How to complete this task> Every line below must be copied as written, except for pictures.

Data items
* * * * * * *
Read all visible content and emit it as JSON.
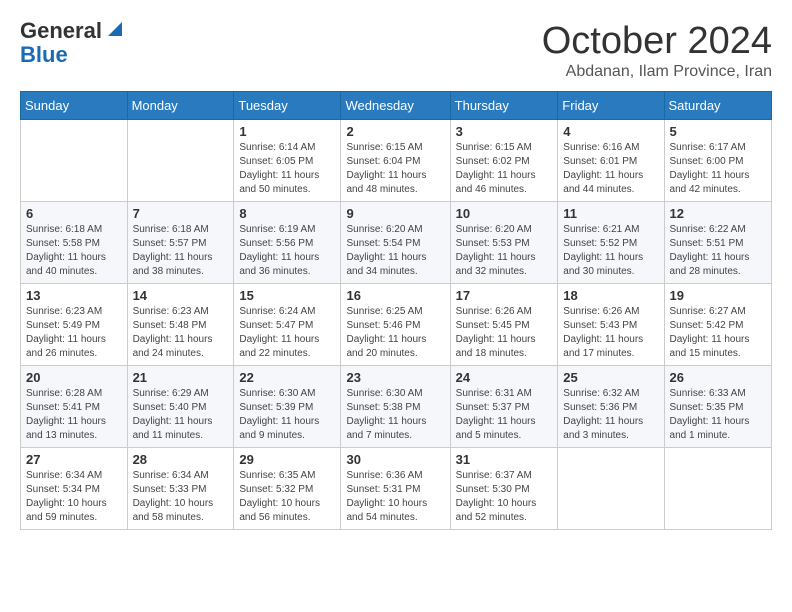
{
  "header": {
    "logo_general": "General",
    "logo_blue": "Blue",
    "month": "October 2024",
    "location": "Abdanan, Ilam Province, Iran"
  },
  "days_of_week": [
    "Sunday",
    "Monday",
    "Tuesday",
    "Wednesday",
    "Thursday",
    "Friday",
    "Saturday"
  ],
  "weeks": [
    [
      {
        "day": "",
        "empty": true
      },
      {
        "day": "",
        "empty": true
      },
      {
        "day": "1",
        "sunrise": "6:14 AM",
        "sunset": "6:05 PM",
        "daylight": "11 hours and 50 minutes."
      },
      {
        "day": "2",
        "sunrise": "6:15 AM",
        "sunset": "6:04 PM",
        "daylight": "11 hours and 48 minutes."
      },
      {
        "day": "3",
        "sunrise": "6:15 AM",
        "sunset": "6:02 PM",
        "daylight": "11 hours and 46 minutes."
      },
      {
        "day": "4",
        "sunrise": "6:16 AM",
        "sunset": "6:01 PM",
        "daylight": "11 hours and 44 minutes."
      },
      {
        "day": "5",
        "sunrise": "6:17 AM",
        "sunset": "6:00 PM",
        "daylight": "11 hours and 42 minutes."
      }
    ],
    [
      {
        "day": "6",
        "sunrise": "6:18 AM",
        "sunset": "5:58 PM",
        "daylight": "11 hours and 40 minutes."
      },
      {
        "day": "7",
        "sunrise": "6:18 AM",
        "sunset": "5:57 PM",
        "daylight": "11 hours and 38 minutes."
      },
      {
        "day": "8",
        "sunrise": "6:19 AM",
        "sunset": "5:56 PM",
        "daylight": "11 hours and 36 minutes."
      },
      {
        "day": "9",
        "sunrise": "6:20 AM",
        "sunset": "5:54 PM",
        "daylight": "11 hours and 34 minutes."
      },
      {
        "day": "10",
        "sunrise": "6:20 AM",
        "sunset": "5:53 PM",
        "daylight": "11 hours and 32 minutes."
      },
      {
        "day": "11",
        "sunrise": "6:21 AM",
        "sunset": "5:52 PM",
        "daylight": "11 hours and 30 minutes."
      },
      {
        "day": "12",
        "sunrise": "6:22 AM",
        "sunset": "5:51 PM",
        "daylight": "11 hours and 28 minutes."
      }
    ],
    [
      {
        "day": "13",
        "sunrise": "6:23 AM",
        "sunset": "5:49 PM",
        "daylight": "11 hours and 26 minutes."
      },
      {
        "day": "14",
        "sunrise": "6:23 AM",
        "sunset": "5:48 PM",
        "daylight": "11 hours and 24 minutes."
      },
      {
        "day": "15",
        "sunrise": "6:24 AM",
        "sunset": "5:47 PM",
        "daylight": "11 hours and 22 minutes."
      },
      {
        "day": "16",
        "sunrise": "6:25 AM",
        "sunset": "5:46 PM",
        "daylight": "11 hours and 20 minutes."
      },
      {
        "day": "17",
        "sunrise": "6:26 AM",
        "sunset": "5:45 PM",
        "daylight": "11 hours and 18 minutes."
      },
      {
        "day": "18",
        "sunrise": "6:26 AM",
        "sunset": "5:43 PM",
        "daylight": "11 hours and 17 minutes."
      },
      {
        "day": "19",
        "sunrise": "6:27 AM",
        "sunset": "5:42 PM",
        "daylight": "11 hours and 15 minutes."
      }
    ],
    [
      {
        "day": "20",
        "sunrise": "6:28 AM",
        "sunset": "5:41 PM",
        "daylight": "11 hours and 13 minutes."
      },
      {
        "day": "21",
        "sunrise": "6:29 AM",
        "sunset": "5:40 PM",
        "daylight": "11 hours and 11 minutes."
      },
      {
        "day": "22",
        "sunrise": "6:30 AM",
        "sunset": "5:39 PM",
        "daylight": "11 hours and 9 minutes."
      },
      {
        "day": "23",
        "sunrise": "6:30 AM",
        "sunset": "5:38 PM",
        "daylight": "11 hours and 7 minutes."
      },
      {
        "day": "24",
        "sunrise": "6:31 AM",
        "sunset": "5:37 PM",
        "daylight": "11 hours and 5 minutes."
      },
      {
        "day": "25",
        "sunrise": "6:32 AM",
        "sunset": "5:36 PM",
        "daylight": "11 hours and 3 minutes."
      },
      {
        "day": "26",
        "sunrise": "6:33 AM",
        "sunset": "5:35 PM",
        "daylight": "11 hours and 1 minute."
      }
    ],
    [
      {
        "day": "27",
        "sunrise": "6:34 AM",
        "sunset": "5:34 PM",
        "daylight": "10 hours and 59 minutes."
      },
      {
        "day": "28",
        "sunrise": "6:34 AM",
        "sunset": "5:33 PM",
        "daylight": "10 hours and 58 minutes."
      },
      {
        "day": "29",
        "sunrise": "6:35 AM",
        "sunset": "5:32 PM",
        "daylight": "10 hours and 56 minutes."
      },
      {
        "day": "30",
        "sunrise": "6:36 AM",
        "sunset": "5:31 PM",
        "daylight": "10 hours and 54 minutes."
      },
      {
        "day": "31",
        "sunrise": "6:37 AM",
        "sunset": "5:30 PM",
        "daylight": "10 hours and 52 minutes."
      },
      {
        "day": "",
        "empty": true
      },
      {
        "day": "",
        "empty": true
      }
    ]
  ]
}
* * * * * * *
Solved exercise>
Read all visible content and emit it as JSON.
{
  "header": {
    "logo_general": "General",
    "logo_blue": "Blue",
    "month": "October 2024",
    "location": "Abdanan, Ilam Province, Iran"
  },
  "days_of_week": [
    "Sunday",
    "Monday",
    "Tuesday",
    "Wednesday",
    "Thursday",
    "Friday",
    "Saturday"
  ],
  "weeks": [
    [
      {
        "day": "",
        "empty": true
      },
      {
        "day": "",
        "empty": true
      },
      {
        "day": "1",
        "sunrise": "6:14 AM",
        "sunset": "6:05 PM",
        "daylight": "11 hours and 50 minutes."
      },
      {
        "day": "2",
        "sunrise": "6:15 AM",
        "sunset": "6:04 PM",
        "daylight": "11 hours and 48 minutes."
      },
      {
        "day": "3",
        "sunrise": "6:15 AM",
        "sunset": "6:02 PM",
        "daylight": "11 hours and 46 minutes."
      },
      {
        "day": "4",
        "sunrise": "6:16 AM",
        "sunset": "6:01 PM",
        "daylight": "11 hours and 44 minutes."
      },
      {
        "day": "5",
        "sunrise": "6:17 AM",
        "sunset": "6:00 PM",
        "daylight": "11 hours and 42 minutes."
      }
    ],
    [
      {
        "day": "6",
        "sunrise": "6:18 AM",
        "sunset": "5:58 PM",
        "daylight": "11 hours and 40 minutes."
      },
      {
        "day": "7",
        "sunrise": "6:18 AM",
        "sunset": "5:57 PM",
        "daylight": "11 hours and 38 minutes."
      },
      {
        "day": "8",
        "sunrise": "6:19 AM",
        "sunset": "5:56 PM",
        "daylight": "11 hours and 36 minutes."
      },
      {
        "day": "9",
        "sunrise": "6:20 AM",
        "sunset": "5:54 PM",
        "daylight": "11 hours and 34 minutes."
      },
      {
        "day": "10",
        "sunrise": "6:20 AM",
        "sunset": "5:53 PM",
        "daylight": "11 hours and 32 minutes."
      },
      {
        "day": "11",
        "sunrise": "6:21 AM",
        "sunset": "5:52 PM",
        "daylight": "11 hours and 30 minutes."
      },
      {
        "day": "12",
        "sunrise": "6:22 AM",
        "sunset": "5:51 PM",
        "daylight": "11 hours and 28 minutes."
      }
    ],
    [
      {
        "day": "13",
        "sunrise": "6:23 AM",
        "sunset": "5:49 PM",
        "daylight": "11 hours and 26 minutes."
      },
      {
        "day": "14",
        "sunrise": "6:23 AM",
        "sunset": "5:48 PM",
        "daylight": "11 hours and 24 minutes."
      },
      {
        "day": "15",
        "sunrise": "6:24 AM",
        "sunset": "5:47 PM",
        "daylight": "11 hours and 22 minutes."
      },
      {
        "day": "16",
        "sunrise": "6:25 AM",
        "sunset": "5:46 PM",
        "daylight": "11 hours and 20 minutes."
      },
      {
        "day": "17",
        "sunrise": "6:26 AM",
        "sunset": "5:45 PM",
        "daylight": "11 hours and 18 minutes."
      },
      {
        "day": "18",
        "sunrise": "6:26 AM",
        "sunset": "5:43 PM",
        "daylight": "11 hours and 17 minutes."
      },
      {
        "day": "19",
        "sunrise": "6:27 AM",
        "sunset": "5:42 PM",
        "daylight": "11 hours and 15 minutes."
      }
    ],
    [
      {
        "day": "20",
        "sunrise": "6:28 AM",
        "sunset": "5:41 PM",
        "daylight": "11 hours and 13 minutes."
      },
      {
        "day": "21",
        "sunrise": "6:29 AM",
        "sunset": "5:40 PM",
        "daylight": "11 hours and 11 minutes."
      },
      {
        "day": "22",
        "sunrise": "6:30 AM",
        "sunset": "5:39 PM",
        "daylight": "11 hours and 9 minutes."
      },
      {
        "day": "23",
        "sunrise": "6:30 AM",
        "sunset": "5:38 PM",
        "daylight": "11 hours and 7 minutes."
      },
      {
        "day": "24",
        "sunrise": "6:31 AM",
        "sunset": "5:37 PM",
        "daylight": "11 hours and 5 minutes."
      },
      {
        "day": "25",
        "sunrise": "6:32 AM",
        "sunset": "5:36 PM",
        "daylight": "11 hours and 3 minutes."
      },
      {
        "day": "26",
        "sunrise": "6:33 AM",
        "sunset": "5:35 PM",
        "daylight": "11 hours and 1 minute."
      }
    ],
    [
      {
        "day": "27",
        "sunrise": "6:34 AM",
        "sunset": "5:34 PM",
        "daylight": "10 hours and 59 minutes."
      },
      {
        "day": "28",
        "sunrise": "6:34 AM",
        "sunset": "5:33 PM",
        "daylight": "10 hours and 58 minutes."
      },
      {
        "day": "29",
        "sunrise": "6:35 AM",
        "sunset": "5:32 PM",
        "daylight": "10 hours and 56 minutes."
      },
      {
        "day": "30",
        "sunrise": "6:36 AM",
        "sunset": "5:31 PM",
        "daylight": "10 hours and 54 minutes."
      },
      {
        "day": "31",
        "sunrise": "6:37 AM",
        "sunset": "5:30 PM",
        "daylight": "10 hours and 52 minutes."
      },
      {
        "day": "",
        "empty": true
      },
      {
        "day": "",
        "empty": true
      }
    ]
  ]
}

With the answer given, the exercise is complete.